BASKING RIDGE, NJ—Verizon Communications’ record-breaking $650 million sale-leaseback of its operations center in Basking Ridge, NJ is “not too shabby a transaction,” says the dean of the Edward J. Bloustein School of Planning and Public Policy at Rutgers University in New Brunswick.

Verizon purchased the building from Pfizer in 2005 for just under $100 a square foot,” says Dr. James W. Hughes of the Bloustein School. Hughes is a demographer who has done extensive research on New Jersey’s suburban office markets.  “Even though they had to do substantial renovations, a $464 [per square foot] sales price 10 years later looks pretty good.”

As reported by GlobeSt.com yesterday, in the largest sale-leaseback transaction ever completed in suburban New Jersey, Cushman & Wakefield arranged a $650.3 million transaction for the 1.4 million square foot Verizon operations center at 1 Verizon Way in Basking Ridge, NJ.

The transaction underscores a broad and continuing trend among large companies with office real estate accumulated over decades that need less space and turn to sale-leaseback transactions to unlock the value of that property.

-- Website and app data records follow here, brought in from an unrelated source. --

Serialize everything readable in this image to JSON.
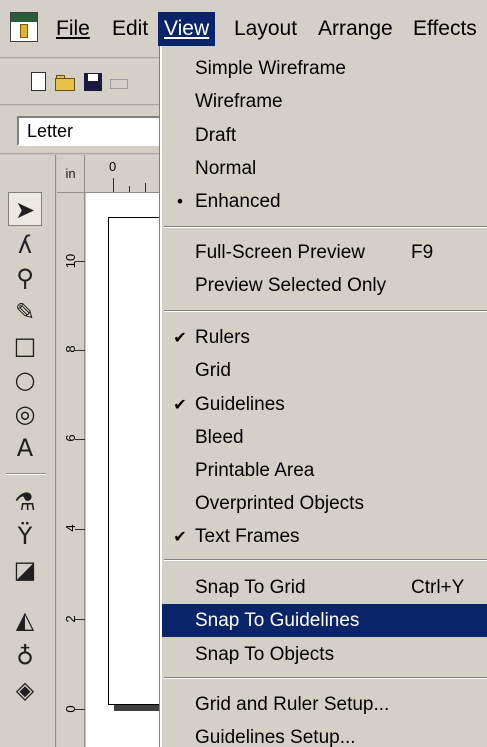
{
  "menubar": {
    "items": [
      {
        "label": "File"
      },
      {
        "label": "Edit"
      },
      {
        "label": "View"
      },
      {
        "label": "Layout"
      },
      {
        "label": "Arrange"
      },
      {
        "label": "Effects"
      }
    ],
    "active_item": "View"
  },
  "propbar": {
    "paper_size": "Letter"
  },
  "rulers": {
    "corner_label": "in",
    "horizontal_labels": [
      "0"
    ],
    "vertical_labels": [
      "10",
      "8",
      "6",
      "4",
      "2",
      "0"
    ]
  },
  "toolbox": {
    "tools": [
      "pick-tool",
      "shape-tool",
      "zoom-tool",
      "freehand-tool",
      "rectangle-tool",
      "ellipse-tool",
      "spiral-tool",
      "text-tool",
      "eyedropper-tool",
      "interactive-blend-tool",
      "outline-tool",
      "fill-tool",
      "interactive-fill-tool"
    ]
  },
  "view_menu": {
    "items": [
      {
        "label": "Simple Wireframe",
        "checked": false,
        "bullet": false,
        "shortcut": ""
      },
      {
        "label": "Wireframe",
        "checked": false,
        "bullet": false,
        "shortcut": ""
      },
      {
        "label": "Draft",
        "checked": false,
        "bullet": false,
        "shortcut": ""
      },
      {
        "label": "Normal",
        "checked": false,
        "bullet": false,
        "shortcut": ""
      },
      {
        "label": "Enhanced",
        "checked": false,
        "bullet": true,
        "shortcut": ""
      },
      {
        "label": "Full-Screen Preview",
        "checked": false,
        "bullet": false,
        "shortcut": "F9"
      },
      {
        "label": "Preview Selected Only",
        "checked": false,
        "bullet": false,
        "shortcut": ""
      },
      {
        "label": "Rulers",
        "checked": true,
        "bullet": false,
        "shortcut": ""
      },
      {
        "label": "Grid",
        "checked": false,
        "bullet": false,
        "shortcut": ""
      },
      {
        "label": "Guidelines",
        "checked": true,
        "bullet": false,
        "shortcut": ""
      },
      {
        "label": "Bleed",
        "checked": false,
        "bullet": false,
        "shortcut": ""
      },
      {
        "label": "Printable Area",
        "checked": false,
        "bullet": false,
        "shortcut": ""
      },
      {
        "label": "Overprinted Objects",
        "checked": false,
        "bullet": false,
        "shortcut": ""
      },
      {
        "label": "Text Frames",
        "checked": true,
        "bullet": false,
        "shortcut": ""
      },
      {
        "label": "Snap To Grid",
        "checked": false,
        "bullet": false,
        "shortcut": "Ctrl+Y"
      },
      {
        "label": "Snap To Guidelines",
        "checked": false,
        "bullet": false,
        "shortcut": "",
        "highlighted": true
      },
      {
        "label": "Snap To Objects",
        "checked": false,
        "bullet": false,
        "shortcut": ""
      },
      {
        "label": "Grid and Ruler Setup...",
        "checked": false,
        "bullet": false,
        "shortcut": ""
      },
      {
        "label": "Guidelines Setup...",
        "checked": false,
        "bullet": false,
        "shortcut": ""
      }
    ],
    "check_glyph": "✔",
    "bullet_glyph": "•"
  },
  "colors": {
    "chrome": "#d4d0c8",
    "highlight": "#0a246a",
    "highlight_text": "#ffffff",
    "canvas": "#ffffff"
  }
}
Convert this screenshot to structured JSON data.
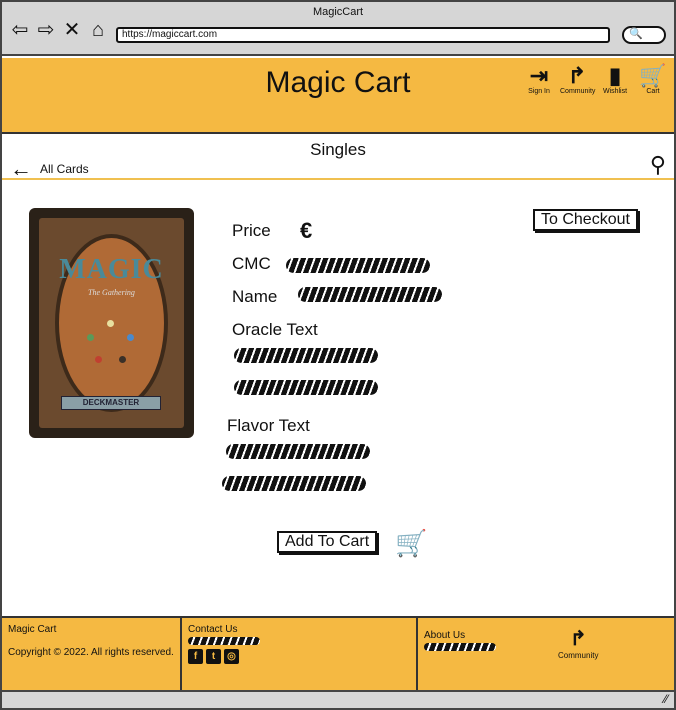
{
  "browser": {
    "title": "MagicCart",
    "url": "https://magiccart.com",
    "search_glyph": "🔍"
  },
  "header": {
    "brand": "Magic Cart",
    "nav": [
      {
        "label": "Sign In",
        "icon": "sign-in-icon",
        "glyph": "⇥"
      },
      {
        "label": "Community",
        "icon": "share-icon",
        "glyph": "↱"
      },
      {
        "label": "Wishlist",
        "icon": "bookmark-icon",
        "glyph": "▮"
      },
      {
        "label": "Cart",
        "icon": "cart-icon",
        "glyph": "🛒"
      }
    ]
  },
  "subnav": {
    "title": "Singles",
    "back_label": "All Cards"
  },
  "product": {
    "card_brand": "MAGIC",
    "card_subtitle": "The Gathering",
    "card_deck": "DECKMASTER",
    "price_label": "Price",
    "price_currency": "€",
    "cmc_label": "CMC",
    "name_label": "Name",
    "oracle_label": "Oracle Text",
    "flavor_label": "Flavor Text",
    "checkout_label": "To Checkout",
    "add_to_cart_label": "Add To Cart"
  },
  "footer": {
    "brand": "Magic Cart",
    "copyright": "Copyright © 2022. All rights reserved.",
    "contact_label": "Contact Us",
    "about_label": "About Us",
    "community_label": "Community"
  },
  "colors": {
    "accent": "#f5b942"
  }
}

“Companies with large headquarters buildings will continue to evaluate sake leasebacks or mortgage financing with guaranteed leases as ways to extract value from otherwise locked asset value,” says Peter Reinhart, director of Monmouth University’s Kislak Real Estate Institute. “I don’t think the Verizon transaction will trigger others as this is a tool that companies are already well aware of. Individual situations dictate whether sale leaseback is right for them. However, the sale price might cause other companies to take a fresh look at this option again.”

Cushman & Wakefield’s Michael Rotchford, executive vice president and head of corporate finance and investment banking for the firm, tells GlobeSt.com exclusively that he divides his analysis of potential sale-leaseback opportunities into two groups, nonstrategic corporate campuses and strategic ones.

“With respect to nonstrategic corporate campuses, a lot of our clients have looked at what’s the best way to exit those over a period of time, to the extent that they are going to relocate within the community or outside the community,” Rotchford says. “Those clients take a look at a number of different factors like what impact it has on the existing workforce and the future workforce. They also look at what sort of collaborative environment can be created.”

Some clients end up in a hybrid situation where they downsize space and sell off the excess, he says. “It’s really situation-specific,” he says.

Rotchford declined to discuss the Verizon property specifically, but he says mission-critical properties like operations centers or technology centers are often the last assets that companies evaluate for these kinds of transactions, and frequently don’t involve relocation of the people who work there.

“You can’t look at these decisions solely in the context of ‘What is the real estate cost to me?’” he says. “If a company has invested a significant amount of dollars in R&D space and the area has the appropriate scientific and engineering pool to pull from, it may be better to stay in place than make a pure real estate decision, where just on the real estate costs it might be cheaper to relocate to Texas.”

Verizon, while declining to make its real estate team available to discuss the transaction, says it’s just taking advantage of market conditions.

“What we’re doing here is simply taking advantage of historically low rates to extract the maximum value out of this real estate asset while still occupying it,” Raymond McConville of Verizon’s media relations team tells GlobeSt.com exclusively. “It’s a common trend in corporate real estate, and that’s because you get a much lower residual value out of a property after it has been vacated. But in summary, the market rates are good, and we’ve always leveraged our high-value real estate assets when we can get such strong value for them.”

The facility, which employs approximately 3,900 full-time employees, was acquired by Mesirow Realty Sale-Leaseback, Inc., a division of Mesirow Financial, a diversified financial services firm headquartered in Chicago.

Verizon also is quick to point out that it’s not packing its bags any time soon.

“This doesn’t change our commitment to the region and our presence in New Jersey,” McConville says. “We’ve leased back 100 percent of the property for a 20-year term, so we plan on being in the area for a long time.” The campus houses a full range of businesses within Verizon Communications and also serves as headquarters for Verizon’s wireless unit.

Monmouth’s Reinhart is not so sure, however. “The reported twenty year lease backed by a very high quality credit tenant seems to justify the higher value,” he says. “It will be interesting to see whether Verizon will occupy the entire space for the full lease term or at some point seek to find other tenants for part or all of the space.”

Led by Rotchford, the Cushman & Wakefield investment banking team included David Wenk, Robert Elms and Mark Todrys. They worked in conjunction with both Kuriloff and with David Bernhaut, vice chairman of the Cushman & Wakefield capital markets group in New Jersey.

After acquiring the property in 2005, Verizon made a significant investment undertaking an extensive upgrade to create a world-class headquarters.The building earned LEED Silver certification from the US Green Building Council in December 2009.